**Records for the task**
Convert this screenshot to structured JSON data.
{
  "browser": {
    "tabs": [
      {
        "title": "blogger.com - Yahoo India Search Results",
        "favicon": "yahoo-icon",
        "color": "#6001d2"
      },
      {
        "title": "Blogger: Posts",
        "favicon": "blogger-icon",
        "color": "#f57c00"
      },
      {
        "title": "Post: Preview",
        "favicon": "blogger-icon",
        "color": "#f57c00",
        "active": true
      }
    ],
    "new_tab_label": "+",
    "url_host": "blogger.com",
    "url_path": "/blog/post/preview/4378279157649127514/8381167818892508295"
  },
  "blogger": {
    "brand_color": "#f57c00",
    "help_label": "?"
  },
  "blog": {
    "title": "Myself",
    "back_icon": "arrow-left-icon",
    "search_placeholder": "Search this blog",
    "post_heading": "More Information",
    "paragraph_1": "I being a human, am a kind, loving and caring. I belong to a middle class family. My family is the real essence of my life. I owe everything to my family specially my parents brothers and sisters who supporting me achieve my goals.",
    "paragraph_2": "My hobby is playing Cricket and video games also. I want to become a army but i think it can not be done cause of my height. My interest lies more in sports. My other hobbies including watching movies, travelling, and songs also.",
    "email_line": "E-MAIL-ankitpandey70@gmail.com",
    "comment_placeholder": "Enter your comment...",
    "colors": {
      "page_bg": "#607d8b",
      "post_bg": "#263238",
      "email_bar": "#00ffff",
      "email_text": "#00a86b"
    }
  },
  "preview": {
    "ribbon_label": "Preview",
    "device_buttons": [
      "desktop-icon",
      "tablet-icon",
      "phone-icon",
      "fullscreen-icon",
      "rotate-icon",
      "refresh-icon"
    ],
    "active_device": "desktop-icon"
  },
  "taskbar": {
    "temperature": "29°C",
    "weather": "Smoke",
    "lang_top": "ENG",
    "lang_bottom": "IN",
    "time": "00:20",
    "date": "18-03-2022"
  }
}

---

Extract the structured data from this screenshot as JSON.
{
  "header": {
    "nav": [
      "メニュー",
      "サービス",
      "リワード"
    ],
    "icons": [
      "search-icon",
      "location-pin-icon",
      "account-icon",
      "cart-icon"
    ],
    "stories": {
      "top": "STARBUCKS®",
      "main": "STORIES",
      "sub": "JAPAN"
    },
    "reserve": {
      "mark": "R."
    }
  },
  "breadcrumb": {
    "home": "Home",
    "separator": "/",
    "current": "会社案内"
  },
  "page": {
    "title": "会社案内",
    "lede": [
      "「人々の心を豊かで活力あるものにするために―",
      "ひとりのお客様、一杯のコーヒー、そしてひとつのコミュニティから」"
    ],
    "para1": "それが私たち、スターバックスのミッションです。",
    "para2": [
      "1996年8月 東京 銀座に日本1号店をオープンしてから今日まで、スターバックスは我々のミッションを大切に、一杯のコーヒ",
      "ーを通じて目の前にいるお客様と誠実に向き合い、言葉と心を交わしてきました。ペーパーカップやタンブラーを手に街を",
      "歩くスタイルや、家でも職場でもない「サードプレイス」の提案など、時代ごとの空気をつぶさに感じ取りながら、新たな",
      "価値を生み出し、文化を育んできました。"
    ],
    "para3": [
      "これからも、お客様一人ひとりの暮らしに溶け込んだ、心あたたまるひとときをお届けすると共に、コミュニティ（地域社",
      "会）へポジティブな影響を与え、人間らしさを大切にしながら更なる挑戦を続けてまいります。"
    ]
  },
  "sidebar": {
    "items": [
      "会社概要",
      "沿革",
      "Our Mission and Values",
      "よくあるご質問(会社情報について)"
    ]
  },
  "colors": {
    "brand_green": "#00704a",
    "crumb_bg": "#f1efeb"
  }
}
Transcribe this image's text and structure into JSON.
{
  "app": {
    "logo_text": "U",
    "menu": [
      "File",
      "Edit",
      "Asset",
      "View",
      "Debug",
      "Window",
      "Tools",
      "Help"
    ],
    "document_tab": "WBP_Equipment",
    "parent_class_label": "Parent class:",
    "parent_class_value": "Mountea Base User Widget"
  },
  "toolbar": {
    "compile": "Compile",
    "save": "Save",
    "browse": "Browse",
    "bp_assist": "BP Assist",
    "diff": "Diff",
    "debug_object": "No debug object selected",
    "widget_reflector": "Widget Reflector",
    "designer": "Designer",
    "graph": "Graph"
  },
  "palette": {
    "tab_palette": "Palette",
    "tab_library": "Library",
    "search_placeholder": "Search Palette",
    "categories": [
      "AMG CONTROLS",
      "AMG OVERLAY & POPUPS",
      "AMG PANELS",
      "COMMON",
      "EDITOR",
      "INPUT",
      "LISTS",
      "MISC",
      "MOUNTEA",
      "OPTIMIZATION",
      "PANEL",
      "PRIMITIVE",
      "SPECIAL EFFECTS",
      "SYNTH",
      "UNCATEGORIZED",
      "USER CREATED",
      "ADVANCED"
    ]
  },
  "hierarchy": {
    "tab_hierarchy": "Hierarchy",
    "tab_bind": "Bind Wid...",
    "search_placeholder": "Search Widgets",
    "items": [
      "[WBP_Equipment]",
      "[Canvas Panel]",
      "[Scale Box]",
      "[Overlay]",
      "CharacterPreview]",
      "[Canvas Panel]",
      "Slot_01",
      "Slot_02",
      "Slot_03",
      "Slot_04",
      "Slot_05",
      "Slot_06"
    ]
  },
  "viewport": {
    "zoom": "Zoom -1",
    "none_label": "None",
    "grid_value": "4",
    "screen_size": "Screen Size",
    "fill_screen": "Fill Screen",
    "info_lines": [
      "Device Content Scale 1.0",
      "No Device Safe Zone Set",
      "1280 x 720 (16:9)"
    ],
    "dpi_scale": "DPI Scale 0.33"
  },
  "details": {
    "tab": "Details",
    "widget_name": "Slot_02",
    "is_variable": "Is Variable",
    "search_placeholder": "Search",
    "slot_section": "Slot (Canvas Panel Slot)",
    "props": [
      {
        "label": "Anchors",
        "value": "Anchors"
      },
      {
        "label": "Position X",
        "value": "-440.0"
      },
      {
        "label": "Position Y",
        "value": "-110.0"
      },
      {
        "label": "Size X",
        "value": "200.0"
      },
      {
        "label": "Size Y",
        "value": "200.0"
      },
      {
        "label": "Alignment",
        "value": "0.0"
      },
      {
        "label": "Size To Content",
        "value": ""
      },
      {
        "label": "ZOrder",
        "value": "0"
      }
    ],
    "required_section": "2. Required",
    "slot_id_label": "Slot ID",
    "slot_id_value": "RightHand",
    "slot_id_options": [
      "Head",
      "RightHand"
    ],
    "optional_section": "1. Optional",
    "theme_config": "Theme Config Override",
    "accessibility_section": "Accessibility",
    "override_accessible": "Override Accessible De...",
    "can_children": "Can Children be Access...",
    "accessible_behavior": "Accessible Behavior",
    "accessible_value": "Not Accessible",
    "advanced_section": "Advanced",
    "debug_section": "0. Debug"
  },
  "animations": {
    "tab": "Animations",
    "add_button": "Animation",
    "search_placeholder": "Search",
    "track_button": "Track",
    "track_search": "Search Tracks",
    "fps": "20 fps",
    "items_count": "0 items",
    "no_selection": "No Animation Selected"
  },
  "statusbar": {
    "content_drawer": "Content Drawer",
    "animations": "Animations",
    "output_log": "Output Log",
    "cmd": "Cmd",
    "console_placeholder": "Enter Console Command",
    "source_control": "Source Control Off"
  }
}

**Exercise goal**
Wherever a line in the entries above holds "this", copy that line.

**Response to the exercise**
Convert this screenshot to structured JSON data.
    "search_placeholder": "Search this blog",
Extract the structured data from this screenshot as JSON.
Transcribe this image's text and structure into JSON.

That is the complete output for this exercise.